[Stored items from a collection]
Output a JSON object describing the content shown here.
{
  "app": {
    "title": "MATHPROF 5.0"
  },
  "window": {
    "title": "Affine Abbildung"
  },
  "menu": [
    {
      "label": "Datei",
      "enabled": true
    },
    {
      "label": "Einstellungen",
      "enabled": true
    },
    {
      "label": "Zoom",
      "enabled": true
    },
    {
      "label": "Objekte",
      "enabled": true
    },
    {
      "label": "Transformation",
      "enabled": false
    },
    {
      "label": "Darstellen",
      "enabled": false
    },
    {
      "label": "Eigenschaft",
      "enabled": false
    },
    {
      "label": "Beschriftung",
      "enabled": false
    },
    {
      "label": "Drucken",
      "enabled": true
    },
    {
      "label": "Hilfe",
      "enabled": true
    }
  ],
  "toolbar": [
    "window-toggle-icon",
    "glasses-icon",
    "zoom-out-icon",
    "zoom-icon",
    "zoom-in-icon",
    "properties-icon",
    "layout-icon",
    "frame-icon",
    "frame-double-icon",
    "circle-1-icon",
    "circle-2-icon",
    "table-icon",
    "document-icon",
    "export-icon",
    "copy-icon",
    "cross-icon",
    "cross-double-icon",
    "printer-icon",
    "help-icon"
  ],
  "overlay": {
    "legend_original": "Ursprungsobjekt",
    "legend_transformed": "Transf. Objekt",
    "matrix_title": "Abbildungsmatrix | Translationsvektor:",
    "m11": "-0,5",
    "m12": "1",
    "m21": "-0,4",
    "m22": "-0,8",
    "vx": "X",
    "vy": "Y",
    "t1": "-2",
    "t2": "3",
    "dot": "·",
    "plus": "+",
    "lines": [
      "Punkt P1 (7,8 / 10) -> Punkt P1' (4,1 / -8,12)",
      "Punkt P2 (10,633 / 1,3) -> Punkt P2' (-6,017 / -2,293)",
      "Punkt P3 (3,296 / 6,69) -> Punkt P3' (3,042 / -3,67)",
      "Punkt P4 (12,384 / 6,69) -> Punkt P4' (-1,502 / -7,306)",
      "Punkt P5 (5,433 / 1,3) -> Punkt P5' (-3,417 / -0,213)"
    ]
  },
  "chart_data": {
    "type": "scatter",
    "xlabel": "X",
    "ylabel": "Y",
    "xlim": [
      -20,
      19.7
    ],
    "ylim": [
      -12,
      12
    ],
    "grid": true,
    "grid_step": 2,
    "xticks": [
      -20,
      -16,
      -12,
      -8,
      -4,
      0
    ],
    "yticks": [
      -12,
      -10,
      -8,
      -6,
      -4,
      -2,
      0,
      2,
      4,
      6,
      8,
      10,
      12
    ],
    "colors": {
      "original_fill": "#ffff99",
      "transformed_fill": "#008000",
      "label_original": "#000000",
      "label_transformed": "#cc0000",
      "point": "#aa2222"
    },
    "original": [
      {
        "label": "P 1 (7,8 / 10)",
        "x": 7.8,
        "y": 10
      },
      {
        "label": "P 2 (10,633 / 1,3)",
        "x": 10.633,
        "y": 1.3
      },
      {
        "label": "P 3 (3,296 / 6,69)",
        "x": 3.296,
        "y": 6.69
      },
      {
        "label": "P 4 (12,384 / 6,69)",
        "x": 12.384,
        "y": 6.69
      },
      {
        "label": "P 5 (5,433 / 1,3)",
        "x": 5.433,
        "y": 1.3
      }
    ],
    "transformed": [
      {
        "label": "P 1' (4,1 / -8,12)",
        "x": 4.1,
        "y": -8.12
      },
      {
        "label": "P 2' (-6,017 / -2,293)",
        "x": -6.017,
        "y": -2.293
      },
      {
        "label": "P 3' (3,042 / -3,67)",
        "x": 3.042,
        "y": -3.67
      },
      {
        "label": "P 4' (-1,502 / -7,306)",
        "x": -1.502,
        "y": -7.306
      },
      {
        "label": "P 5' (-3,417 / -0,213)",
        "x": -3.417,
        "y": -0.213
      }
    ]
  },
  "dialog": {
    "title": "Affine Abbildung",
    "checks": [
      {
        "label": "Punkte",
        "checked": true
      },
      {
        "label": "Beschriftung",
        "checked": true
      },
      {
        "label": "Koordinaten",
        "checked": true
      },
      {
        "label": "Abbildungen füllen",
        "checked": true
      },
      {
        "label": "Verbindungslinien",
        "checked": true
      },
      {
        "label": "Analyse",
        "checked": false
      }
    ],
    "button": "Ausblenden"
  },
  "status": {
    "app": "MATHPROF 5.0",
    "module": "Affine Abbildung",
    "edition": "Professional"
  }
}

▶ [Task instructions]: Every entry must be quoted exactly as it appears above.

▶ [Expected answer]:
Output a JSON object describing the content shown here.
{
  "app": {
    "title": "MATHPROF 5.0"
  },
  "window": {
    "title": "Affine Abbildung"
  },
  "menu": [
    {
      "label": "Datei",
      "enabled": true
    },
    {
      "label": "Einstellungen",
      "enabled": true
    },
    {
      "label": "Zoom",
      "enabled": true
    },
    {
      "label": "Objekte",
      "enabled": true
    },
    {
      "label": "Transformation",
      "enabled": false
    },
    {
      "label": "Darstellen",
      "enabled": false
    },
    {
      "label": "Eigenschaft",
      "enabled": false
    },
    {
      "label": "Beschriftung",
      "enabled": false
    },
    {
      "label": "Drucken",
      "enabled": true
    },
    {
      "label": "Hilfe",
      "enabled": true
    }
  ],
  "toolbar": [
    "window-toggle-icon",
    "glasses-icon",
    "zoom-out-icon",
    "zoom-icon",
    "zoom-in-icon",
    "properties-icon",
    "layout-icon",
    "frame-icon",
    "frame-double-icon",
    "circle-1-icon",
    "circle-2-icon",
    "table-icon",
    "document-icon",
    "export-icon",
    "copy-icon",
    "cross-icon",
    "cross-double-icon",
    "printer-icon",
    "help-icon"
  ],
  "overlay": {
    "legend_original": "Ursprungsobjekt",
    "legend_transformed": "Transf. Objekt",
    "matrix_title": "Abbildungsmatrix | Translationsvektor:",
    "m11": "-0,5",
    "m12": "1",
    "m21": "-0,4",
    "m22": "-0,8",
    "vx": "X",
    "vy": "Y",
    "t1": "-2",
    "t2": "3",
    "dot": "·",
    "plus": "+",
    "lines": [
      "Punkt P1 (7,8 / 10) -> Punkt P1' (4,1 / -8,12)",
      "Punkt P2 (10,633 / 1,3) -> Punkt P2' (-6,017 / -2,293)",
      "Punkt P3 (3,296 / 6,69) -> Punkt P3' (3,042 / -3,67)",
      "Punkt P4 (12,384 / 6,69) -> Punkt P4' (-1,502 / -7,306)",
      "Punkt P5 (5,433 / 1,3) -> Punkt P5' (-3,417 / -0,213)"
    ]
  },
  "chart_data": {
    "type": "scatter",
    "xlabel": "X",
    "ylabel": "Y",
    "xlim": [
      -20,
      19.7
    ],
    "ylim": [
      -12,
      12
    ],
    "grid": true,
    "grid_step": 2,
    "xticks": [
      -20,
      -16,
      -12,
      -8,
      -4,
      0
    ],
    "yticks": [
      -12,
      -10,
      -8,
      -6,
      -4,
      -2,
      0,
      2,
      4,
      6,
      8,
      10,
      12
    ],
    "colors": {
      "original_fill": "#ffff99",
      "transformed_fill": "#008000",
      "label_original": "#000000",
      "label_transformed": "#cc0000",
      "point": "#aa2222"
    },
    "original": [
      {
        "label": "P 1 (7,8 / 10)",
        "x": 7.8,
        "y": 10
      },
      {
        "label": "P 2 (10,633 / 1,3)",
        "x": 10.633,
        "y": 1.3
      },
      {
        "label": "P 3 (3,296 / 6,69)",
        "x": 3.296,
        "y": 6.69
      },
      {
        "label": "P 4 (12,384 / 6,69)",
        "x": 12.384,
        "y": 6.69
      },
      {
        "label": "P 5 (5,433 / 1,3)",
        "x": 5.433,
        "y": 1.3
      }
    ],
    "transformed": [
      {
        "label": "P 1' (4,1 / -8,12)",
        "x": 4.1,
        "y": -8.12
      },
      {
        "label": "P 2' (-6,017 / -2,293)",
        "x": -6.017,
        "y": -2.293
      },
      {
        "label": "P 3' (3,042 / -3,67)",
        "x": 3.042,
        "y": -3.67
      },
      {
        "label": "P 4' (-1,502 / -7,306)",
        "x": -1.502,
        "y": -7.306
      },
      {
        "label": "P 5' (-3,417 / -0,213)",
        "x": -3.417,
        "y": -0.213
      }
    ]
  },
  "dialog": {
    "title": "Affine Abbildung",
    "checks": [
      {
        "label": "Punkte",
        "checked": true
      },
      {
        "label": "Beschriftung",
        "checked": true
      },
      {
        "label": "Koordinaten",
        "checked": true
      },
      {
        "label": "Abbildungen füllen",
        "checked": true
      },
      {
        "label": "Verbindungslinien",
        "checked": true
      },
      {
        "label": "Analyse",
        "checked": false
      }
    ],
    "button": "Ausblenden"
  },
  "status": {
    "app": "MATHPROF 5.0",
    "module": "Affine Abbildung",
    "edition": "Professional"
  }
}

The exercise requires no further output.